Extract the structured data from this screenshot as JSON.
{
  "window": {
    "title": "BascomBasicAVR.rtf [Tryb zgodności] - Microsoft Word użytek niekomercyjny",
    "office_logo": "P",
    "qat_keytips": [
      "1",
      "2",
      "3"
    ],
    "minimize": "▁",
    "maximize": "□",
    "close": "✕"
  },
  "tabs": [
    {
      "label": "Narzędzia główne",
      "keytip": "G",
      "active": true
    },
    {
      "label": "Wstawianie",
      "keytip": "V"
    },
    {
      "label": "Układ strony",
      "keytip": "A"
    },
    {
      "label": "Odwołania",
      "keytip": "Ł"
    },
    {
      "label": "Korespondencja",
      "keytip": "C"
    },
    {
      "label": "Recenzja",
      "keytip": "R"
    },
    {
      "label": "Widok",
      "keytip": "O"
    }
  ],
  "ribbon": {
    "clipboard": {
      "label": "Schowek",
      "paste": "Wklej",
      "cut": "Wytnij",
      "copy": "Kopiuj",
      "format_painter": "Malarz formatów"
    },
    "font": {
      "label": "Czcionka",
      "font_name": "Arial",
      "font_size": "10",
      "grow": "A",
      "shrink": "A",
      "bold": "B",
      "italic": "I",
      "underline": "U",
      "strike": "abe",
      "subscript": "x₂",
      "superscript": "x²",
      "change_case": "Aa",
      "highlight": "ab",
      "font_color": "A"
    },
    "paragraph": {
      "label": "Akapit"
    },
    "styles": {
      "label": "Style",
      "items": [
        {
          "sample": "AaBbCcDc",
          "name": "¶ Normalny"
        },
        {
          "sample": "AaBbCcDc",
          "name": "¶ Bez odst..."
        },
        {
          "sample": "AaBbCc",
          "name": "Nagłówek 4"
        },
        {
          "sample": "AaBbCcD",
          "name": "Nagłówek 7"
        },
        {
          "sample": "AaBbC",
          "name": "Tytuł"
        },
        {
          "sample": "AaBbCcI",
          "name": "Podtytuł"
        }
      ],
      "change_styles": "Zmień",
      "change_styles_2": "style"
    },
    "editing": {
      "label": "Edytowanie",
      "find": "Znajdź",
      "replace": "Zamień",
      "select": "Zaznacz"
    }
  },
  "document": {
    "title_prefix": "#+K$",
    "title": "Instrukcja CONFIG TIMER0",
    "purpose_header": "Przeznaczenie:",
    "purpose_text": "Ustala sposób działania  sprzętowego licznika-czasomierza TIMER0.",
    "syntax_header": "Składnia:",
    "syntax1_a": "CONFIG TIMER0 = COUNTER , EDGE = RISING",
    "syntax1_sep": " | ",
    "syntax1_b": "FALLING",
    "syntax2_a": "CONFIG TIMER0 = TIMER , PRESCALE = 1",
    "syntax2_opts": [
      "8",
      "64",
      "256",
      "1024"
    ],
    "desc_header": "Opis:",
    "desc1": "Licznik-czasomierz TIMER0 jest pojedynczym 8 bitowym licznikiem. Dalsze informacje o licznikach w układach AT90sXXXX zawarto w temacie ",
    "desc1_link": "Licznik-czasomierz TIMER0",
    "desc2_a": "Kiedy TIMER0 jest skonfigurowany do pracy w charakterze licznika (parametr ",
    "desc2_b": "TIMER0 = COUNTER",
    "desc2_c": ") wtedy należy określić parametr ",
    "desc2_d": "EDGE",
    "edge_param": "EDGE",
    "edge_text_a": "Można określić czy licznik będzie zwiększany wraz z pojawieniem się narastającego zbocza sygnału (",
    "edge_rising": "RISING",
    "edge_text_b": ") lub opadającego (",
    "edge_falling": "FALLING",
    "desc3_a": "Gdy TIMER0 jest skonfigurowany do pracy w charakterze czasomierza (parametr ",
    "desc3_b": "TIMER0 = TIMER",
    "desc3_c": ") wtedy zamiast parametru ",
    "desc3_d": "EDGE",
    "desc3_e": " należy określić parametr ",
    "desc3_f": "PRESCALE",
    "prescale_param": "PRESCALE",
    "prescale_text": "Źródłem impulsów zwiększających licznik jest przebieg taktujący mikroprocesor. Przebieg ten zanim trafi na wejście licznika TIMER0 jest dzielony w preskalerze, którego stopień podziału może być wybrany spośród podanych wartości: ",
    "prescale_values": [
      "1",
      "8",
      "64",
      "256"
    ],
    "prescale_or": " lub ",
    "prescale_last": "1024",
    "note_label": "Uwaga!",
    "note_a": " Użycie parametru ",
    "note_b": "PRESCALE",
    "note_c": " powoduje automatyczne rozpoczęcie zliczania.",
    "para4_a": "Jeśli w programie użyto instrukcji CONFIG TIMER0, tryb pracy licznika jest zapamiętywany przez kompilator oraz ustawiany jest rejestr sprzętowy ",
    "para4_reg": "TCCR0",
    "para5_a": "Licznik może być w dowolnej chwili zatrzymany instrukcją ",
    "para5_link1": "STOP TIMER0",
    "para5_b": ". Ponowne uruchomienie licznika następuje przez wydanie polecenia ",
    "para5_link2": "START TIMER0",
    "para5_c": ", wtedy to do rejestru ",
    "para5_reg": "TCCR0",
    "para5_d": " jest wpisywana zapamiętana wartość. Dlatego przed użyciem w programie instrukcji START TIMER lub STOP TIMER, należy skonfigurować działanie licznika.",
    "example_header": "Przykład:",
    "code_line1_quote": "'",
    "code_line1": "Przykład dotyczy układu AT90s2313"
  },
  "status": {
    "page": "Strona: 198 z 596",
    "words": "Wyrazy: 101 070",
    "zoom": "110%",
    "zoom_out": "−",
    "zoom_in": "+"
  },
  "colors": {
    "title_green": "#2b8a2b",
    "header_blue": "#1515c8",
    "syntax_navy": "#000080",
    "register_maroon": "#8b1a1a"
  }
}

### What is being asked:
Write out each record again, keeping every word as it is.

### Written response:
Extract the structured data from this screenshot as JSON.
{
  "window": {
    "title": "BascomBasicAVR.rtf [Tryb zgodności] - Microsoft Word użytek niekomercyjny",
    "office_logo": "P",
    "qat_keytips": [
      "1",
      "2",
      "3"
    ],
    "minimize": "▁",
    "maximize": "□",
    "close": "✕"
  },
  "tabs": [
    {
      "label": "Narzędzia główne",
      "keytip": "G",
      "active": true
    },
    {
      "label": "Wstawianie",
      "keytip": "V"
    },
    {
      "label": "Układ strony",
      "keytip": "A"
    },
    {
      "label": "Odwołania",
      "keytip": "Ł"
    },
    {
      "label": "Korespondencja",
      "keytip": "C"
    },
    {
      "label": "Recenzja",
      "keytip": "R"
    },
    {
      "label": "Widok",
      "keytip": "O"
    }
  ],
  "ribbon": {
    "clipboard": {
      "label": "Schowek",
      "paste": "Wklej",
      "cut": "Wytnij",
      "copy": "Kopiuj",
      "format_painter": "Malarz formatów"
    },
    "font": {
      "label": "Czcionka",
      "font_name": "Arial",
      "font_size": "10",
      "grow": "A",
      "shrink": "A",
      "bold": "B",
      "italic": "I",
      "underline": "U",
      "strike": "abe",
      "subscript": "x₂",
      "superscript": "x²",
      "change_case": "Aa",
      "highlight": "ab",
      "font_color": "A"
    },
    "paragraph": {
      "label": "Akapit"
    },
    "styles": {
      "label": "Style",
      "items": [
        {
          "sample": "AaBbCcDc",
          "name": "¶ Normalny"
        },
        {
          "sample": "AaBbCcDc",
          "name": "¶ Bez odst..."
        },
        {
          "sample": "AaBbCc",
          "name": "Nagłówek 4"
        },
        {
          "sample": "AaBbCcD",
          "name": "Nagłówek 7"
        },
        {
          "sample": "AaBbC",
          "name": "Tytuł"
        },
        {
          "sample": "AaBbCcI",
          "name": "Podtytuł"
        }
      ],
      "change_styles": "Zmień",
      "change_styles_2": "style"
    },
    "editing": {
      "label": "Edytowanie",
      "find": "Znajdź",
      "replace": "Zamień",
      "select": "Zaznacz"
    }
  },
  "document": {
    "title_prefix": "#+K$",
    "title": "Instrukcja CONFIG TIMER0",
    "purpose_header": "Przeznaczenie:",
    "purpose_text": "Ustala sposób działania  sprzętowego licznika-czasomierza TIMER0.",
    "syntax_header": "Składnia:",
    "syntax1_a": "CONFIG TIMER0 = COUNTER , EDGE = RISING",
    "syntax1_sep": " | ",
    "syntax1_b": "FALLING",
    "syntax2_a": "CONFIG TIMER0 = TIMER , PRESCALE = 1",
    "syntax2_opts": [
      "8",
      "64",
      "256",
      "1024"
    ],
    "desc_header": "Opis:",
    "desc1": "Licznik-czasomierz TIMER0 jest pojedynczym 8 bitowym licznikiem. Dalsze informacje o licznikach w układach AT90sXXXX zawarto w temacie ",
    "desc1_link": "Licznik-czasomierz TIMER0",
    "desc2_a": "Kiedy TIMER0 jest skonfigurowany do pracy w charakterze licznika (parametr ",
    "desc2_b": "TIMER0 = COUNTER",
    "desc2_c": ") wtedy należy określić parametr ",
    "desc2_d": "EDGE",
    "edge_param": "EDGE",
    "edge_text_a": "Można określić czy licznik będzie zwiększany wraz z pojawieniem się narastającego zbocza sygnału (",
    "edge_rising": "RISING",
    "edge_text_b": ") lub opadającego (",
    "edge_falling": "FALLING",
    "desc3_a": "Gdy TIMER0 jest skonfigurowany do pracy w charakterze czasomierza (parametr ",
    "desc3_b": "TIMER0 = TIMER",
    "desc3_c": ") wtedy zamiast parametru ",
    "desc3_d": "EDGE",
    "desc3_e": " należy określić parametr ",
    "desc3_f": "PRESCALE",
    "prescale_param": "PRESCALE",
    "prescale_text": "Źródłem impulsów zwiększających licznik jest przebieg taktujący mikroprocesor. Przebieg ten zanim trafi na wejście licznika TIMER0 jest dzielony w preskalerze, którego stopień podziału może być wybrany spośród podanych wartości: ",
    "prescale_values": [
      "1",
      "8",
      "64",
      "256"
    ],
    "prescale_or": " lub ",
    "prescale_last": "1024",
    "note_label": "Uwaga!",
    "note_a": " Użycie parametru ",
    "note_b": "PRESCALE",
    "note_c": " powoduje automatyczne rozpoczęcie zliczania.",
    "para4_a": "Jeśli w programie użyto instrukcji CONFIG TIMER0, tryb pracy licznika jest zapamiętywany przez kompilator oraz ustawiany jest rejestr sprzętowy ",
    "para4_reg": "TCCR0",
    "para5_a": "Licznik może być w dowolnej chwili zatrzymany instrukcją ",
    "para5_link1": "STOP TIMER0",
    "para5_b": ". Ponowne uruchomienie licznika następuje przez wydanie polecenia ",
    "para5_link2": "START TIMER0",
    "para5_c": ", wtedy to do rejestru ",
    "para5_reg": "TCCR0",
    "para5_d": " jest wpisywana zapamiętana wartość. Dlatego przed użyciem w programie instrukcji START TIMER lub STOP TIMER, należy skonfigurować działanie licznika.",
    "example_header": "Przykład:",
    "code_line1_quote": "'",
    "code_line1": "Przykład dotyczy układu AT90s2313"
  },
  "status": {
    "page": "Strona: 198 z 596",
    "words": "Wyrazy: 101 070",
    "zoom": "110%",
    "zoom_out": "−",
    "zoom_in": "+"
  },
  "colors": {
    "title_green": "#2b8a2b",
    "header_blue": "#1515c8",
    "syntax_navy": "#000080",
    "register_maroon": "#8b1a1a"
  }
}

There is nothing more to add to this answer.